One of the most important things all major companies consider before endorsing a new athlete is brand loyalty. Brand loyalty is a consumer behavior related to personal preference for a particular company, brand name, or product line. Loyal customers purchase products from their preferred brand regardless of convenience or price. This is the kind of relationship companies want to have with the athletes they choose to endorse.
It is imperative for athletes seeking sponsorship to have a strong history with the products or brand name they are seeking to promote. After all, you will act as an ambassador of sorts for their brand through representing their company name and logos on your t-shirts, competition uniform, banners and social media platforms. You should demonstrate brand loyalty before seeking sponsorship with a company.
Brand loyalty is directly related to the personal integrity of the athlete. Being completely and utterly loyal to a company or brand is an ethical commitment. Your personal integrity, as well as the integrity of the sponsoring company, means that wearing and otherwise promoting any other brands within the same market is wrong. The integrity to be loyal to your sponsors and their brand means not only wearing their products and supporting their products but believing in them. As a sponsored athlete, every class, every tournament, every photo opportunity is a chance for you to proudly promote and show support for your sponsors. This is easy when you are honestly proud of the products you promote.
Integrity also speaks to the willingness of an athlete to promote their sponsors without being prompted. If you have chosen your sponsors correctly, promoting the brand won’t be a hassle; it will be welcomed habit. Companies also want to know that the athletes they choose to support have a high level of personal integrity in the practice room and on the competition mat or canvas.
A high level of sportsmanship is a prerequisite for getting and maintaining the sponsorship relationships you need to support your competition career. Winning certainly helps, but if you lose a match, it doesn’t mean your sponsors are going to stop believing in you. After your opponent’s hand is raised, you shake their hand and the hand of their coach and learn from your mistakes.
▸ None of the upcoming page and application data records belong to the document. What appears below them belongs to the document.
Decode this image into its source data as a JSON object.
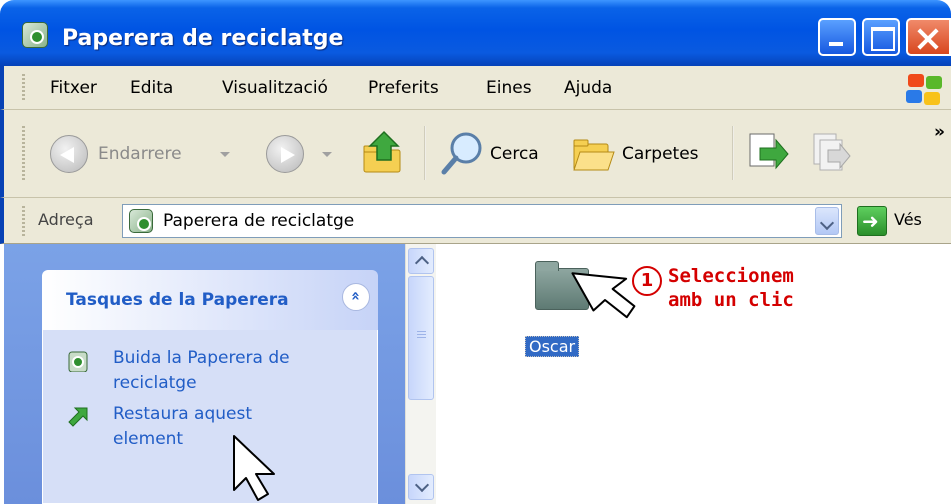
{
  "window": {
    "title": "Paperera de reciclatge",
    "icon": "recycle-bin-icon"
  },
  "menu": {
    "items": [
      "Fitxer",
      "Edita",
      "Visualització",
      "Preferits",
      "Eines",
      "Ajuda"
    ]
  },
  "toolbar": {
    "back_label": "Endarrere",
    "search_label": "Cerca",
    "folders_label": "Carpetes",
    "more_glyph": "»"
  },
  "address": {
    "label": "Adreça",
    "value": "Paperera de reciclatge",
    "go_label": "Vés"
  },
  "tasks": {
    "title": "Tasques de la Paperera",
    "collapse_glyph": "«",
    "links": [
      {
        "label": "Buida la Paperera de reciclatge",
        "icon": "empty-recycle-bin-icon"
      },
      {
        "label": "Restaura aquest element",
        "icon": "restore-icon"
      }
    ]
  },
  "files": [
    {
      "name": "Oscar",
      "icon": "folder-icon",
      "selected": true
    }
  ],
  "annotation": {
    "number": "1",
    "line1": "Seleccionem",
    "line2": "amb un clic",
    "color": "#d40000"
  },
  "colors": {
    "titlebar": "#0054e3",
    "selection": "#316ac5",
    "task_link": "#215dc6",
    "task_pane": "#6b8fdc"
  }
}
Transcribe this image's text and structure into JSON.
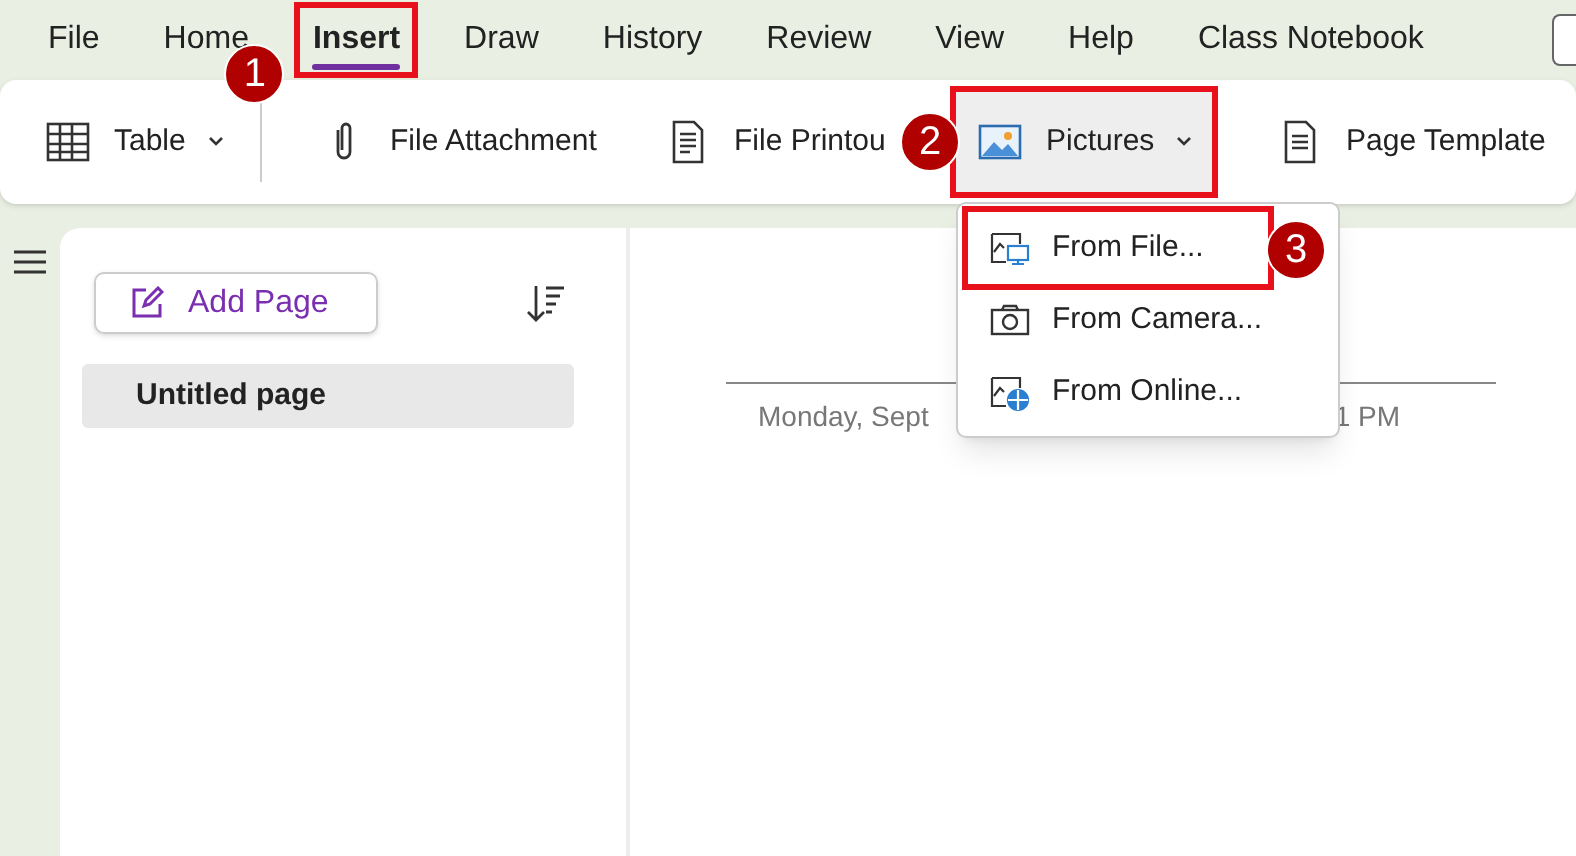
{
  "menu_bar": [
    {
      "label": "File",
      "selected": false
    },
    {
      "label": "Home",
      "selected": false
    },
    {
      "label": "Insert",
      "selected": true,
      "callout": "1"
    },
    {
      "label": "Draw",
      "selected": false
    },
    {
      "label": "History",
      "selected": false
    },
    {
      "label": "Review",
      "selected": false
    },
    {
      "label": "View",
      "selected": false
    },
    {
      "label": "Help",
      "selected": false
    },
    {
      "label": "Class Notebook",
      "selected": false
    }
  ],
  "ribbon": [
    {
      "kind": "table",
      "label": "Table",
      "dropdown": true
    },
    {
      "kind": "attachment",
      "label": "File Attachment",
      "dropdown": false
    },
    {
      "kind": "printout",
      "label": "File Printou",
      "dropdown": false
    },
    {
      "kind": "pictures",
      "label": "Pictures",
      "dropdown": true,
      "callout": "2"
    },
    {
      "kind": "templates",
      "label": "Page Template",
      "dropdown": false
    }
  ],
  "pictures_menu": [
    {
      "kind": "file",
      "label": "From File...",
      "callout": "3"
    },
    {
      "kind": "camera",
      "label": "From Camera..."
    },
    {
      "kind": "online",
      "label": "From Online..."
    }
  ],
  "pages_panel": {
    "add_button": "Add Page",
    "pages": [
      {
        "title": "Untitled page",
        "selected": true
      }
    ]
  },
  "page": {
    "date_parts": [
      "Monday, Sept",
      "1 PM"
    ]
  }
}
Athletes seeking sponsorship need to know how to present themselves as potential ambassadors. The first thing every athlete needs is a brief one-page resume reviewing commitment to the brand or product, recent achievements, as well as a detailed description of how you will promote that brand within your community. A solid resume should also outline a history of competition results, with focus on your recent victories within the past year. Providing a list of products that you already use and believe in, a clear explanation of what you are looking for from your sponsor, and pictures/videos of you competing in the company’s products are all very important elements of a sponsorship resume.
Knowing what you want from the brand before applying for sponsorship is key. If you are seeking a gear sponsorship, lifestyle/apparel sponsorship, help with competition entries, travel, incentives or training costs/tuition, then be sure to communicate that up front. Often times, taking a diversified approach to seeking sponsors can help athletes here. While you may seek a gi sponsorship from your favorite kimono company, you might receive assistance with your competition entries from sponsors within your local community. Very rarely will any one single company provide an athlete with full support for all of their training, competition, and travel expenses.
Circle of Influence
An athletes’ circle of influence is an important factor in sponsorship. The broader the circle, the more an athlete can give back to their sponsors. Effective sponsorship involves much more than wearing a kimono in the local tournament.
If you own a Jiu-Jitsu school, your circle of influence could involve introducing both the students on your own mats to your sponsors’ products as well as the other coaches and school owners within your association. If you don’t own a martial arts school but are an active competitor, you can still promote your sponsors by wearing their gear during training and networking with those around you. Every time you explain why you prefer the brand name rash guard and fight shorts you are wearing, you are solidifying your relationship with your sponsor.
Social media platforms are also key communication avenues for your circle of influence. Sharing pictures and videos of your sponsor’s brand establishes a clear track record of loyalty. Once sponsored, promoting your sponsors brand on your Facebook, Twitter, Instagram, etc. will help promote both the athlete and the sponsor. Making and sharing posts about your sponsors products and creating your own pictures and videos of your competition footage in all of your favorite products can reach thousands on major social media platforms.
For most companies, consistency is a major consideration when endorsing an athlete. Do you have a strong commitment to training? How often do you compete? Are you committed to continued competition?
These are all important questions, that aren’t always necessarily based exclusively on your competition results. While in the Jiu-Jitsu world many companies look at who is making the podium at major IBJJF events, consistent competition can be just as important. Every time you step on the mat is a chance for you to promote your sponsor.
Companies want to know that once they invest in you the relationship will continue and even grow through mutual benefit and support. It is important for companies to know that you are committed to furthering the relationship through consistently doing your part.
In short, companies want to know that the athletes they choose to support will consistently and effectively communicate brand loyalty to their circle of influence with sincerity and integrity. My relationship with my amazing sponsors is based on these principles and should provide you a model for building your own list of sponsors.
My name is Brian Wilson; I am a purple belt in BJJ, full-time martial artist, owner of Força Martial Arts & Fitness in Russellville, Arkansas, and a sponsored athlete. I am also a historian and martial arts scholar holding a Master of Arts in History.